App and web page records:
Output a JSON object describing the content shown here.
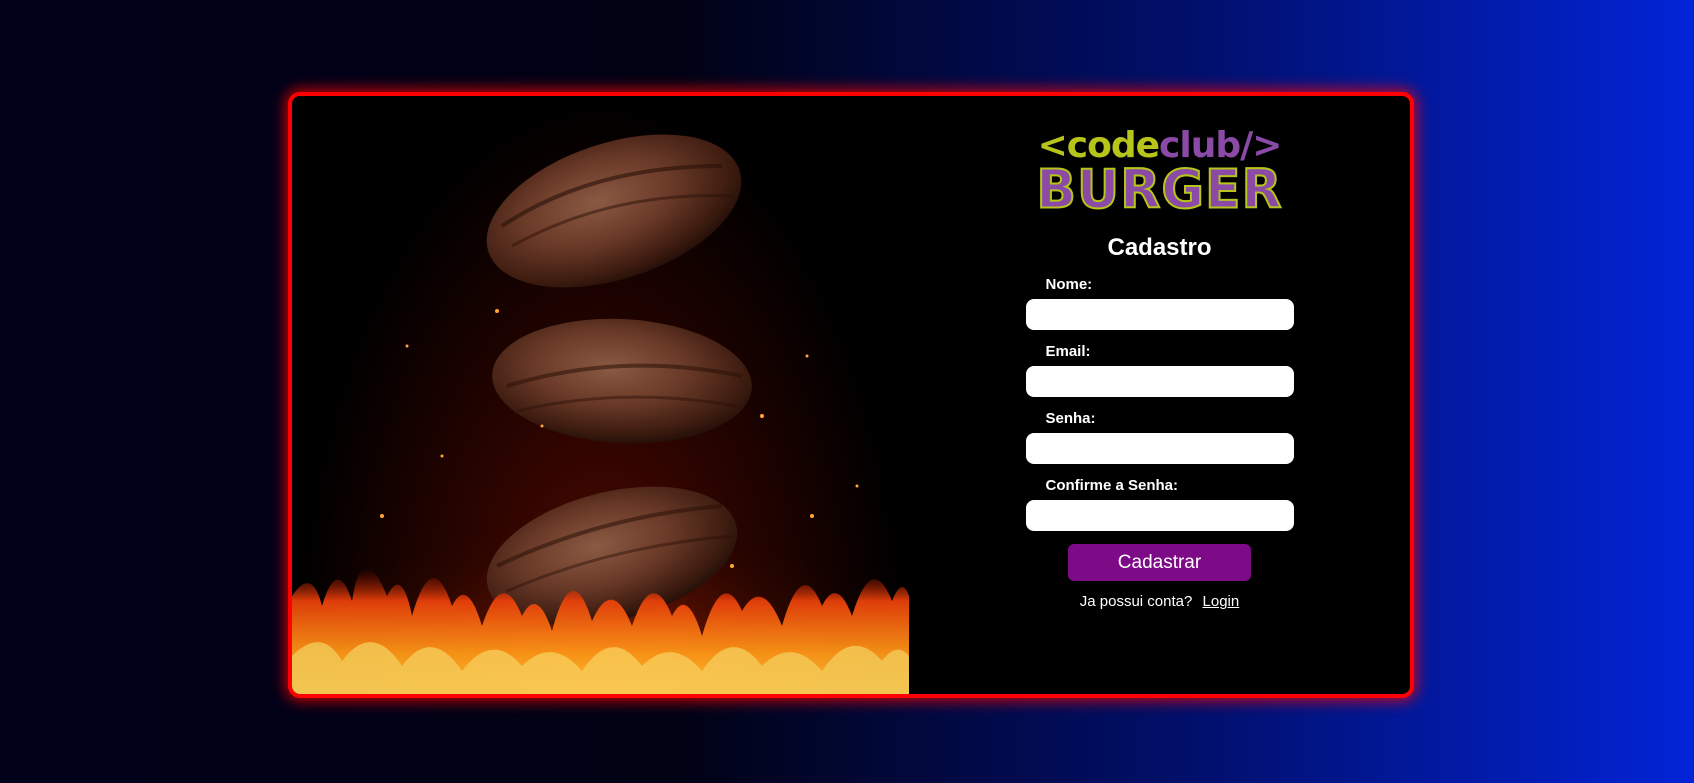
{
  "brand": {
    "logo_left": "<code",
    "logo_right": "club/>",
    "logo_bottom": "BURGER",
    "accent_green": "#b7c41a",
    "accent_purple": "#8a4aa6"
  },
  "hero": {
    "image": "burger-patties-over-fire"
  },
  "form": {
    "title": "Cadastro",
    "fields": {
      "name": {
        "label": "Nome:",
        "value": ""
      },
      "email": {
        "label": "Email:",
        "value": ""
      },
      "password": {
        "label": "Senha:",
        "value": ""
      },
      "confirm": {
        "label": "Confirme a Senha:",
        "value": ""
      }
    },
    "submit_label": "Cadastrar",
    "login_prompt": "Ja possui conta?",
    "login_link": "Login"
  },
  "colors": {
    "card_border": "#ff0000",
    "submit_bg": "#7d0a86"
  }
}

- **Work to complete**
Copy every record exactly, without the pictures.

- **Exercise response**
Output a JSON object describing the content shown here.
{
  "brand": {
    "logo_left": "<code",
    "logo_right": "club/>",
    "logo_bottom": "BURGER",
    "accent_green": "#b7c41a",
    "accent_purple": "#8a4aa6"
  },
  "hero": {
    "image": "burger-patties-over-fire"
  },
  "form": {
    "title": "Cadastro",
    "fields": {
      "name": {
        "label": "Nome:",
        "value": ""
      },
      "email": {
        "label": "Email:",
        "value": ""
      },
      "password": {
        "label": "Senha:",
        "value": ""
      },
      "confirm": {
        "label": "Confirme a Senha:",
        "value": ""
      }
    },
    "submit_label": "Cadastrar",
    "login_prompt": "Ja possui conta?",
    "login_link": "Login"
  },
  "colors": {
    "card_border": "#ff0000",
    "submit_bg": "#7d0a86"
  }
}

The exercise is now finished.